§ Task to complete
From the listing below, copy each line that holds "title".

§ Input data
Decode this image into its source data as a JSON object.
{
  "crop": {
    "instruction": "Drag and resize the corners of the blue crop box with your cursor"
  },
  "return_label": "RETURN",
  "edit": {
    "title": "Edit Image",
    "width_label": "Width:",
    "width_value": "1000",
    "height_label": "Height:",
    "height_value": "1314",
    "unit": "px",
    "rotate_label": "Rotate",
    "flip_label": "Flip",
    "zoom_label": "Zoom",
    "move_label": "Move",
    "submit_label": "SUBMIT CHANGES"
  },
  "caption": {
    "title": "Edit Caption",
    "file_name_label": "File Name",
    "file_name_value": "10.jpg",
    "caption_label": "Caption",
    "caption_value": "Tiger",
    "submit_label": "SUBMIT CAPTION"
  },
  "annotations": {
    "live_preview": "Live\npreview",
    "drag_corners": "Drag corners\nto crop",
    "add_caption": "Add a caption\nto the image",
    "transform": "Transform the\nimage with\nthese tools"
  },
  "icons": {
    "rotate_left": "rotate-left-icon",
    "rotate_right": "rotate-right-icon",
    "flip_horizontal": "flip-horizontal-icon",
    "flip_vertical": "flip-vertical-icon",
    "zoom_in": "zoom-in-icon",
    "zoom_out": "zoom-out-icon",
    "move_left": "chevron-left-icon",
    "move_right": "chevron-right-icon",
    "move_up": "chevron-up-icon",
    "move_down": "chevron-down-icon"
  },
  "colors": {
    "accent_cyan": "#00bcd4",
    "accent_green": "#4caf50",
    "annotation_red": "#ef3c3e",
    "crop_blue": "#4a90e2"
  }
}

§ Written answer
    "title": "Edit Image",
    "title": "Edit Caption",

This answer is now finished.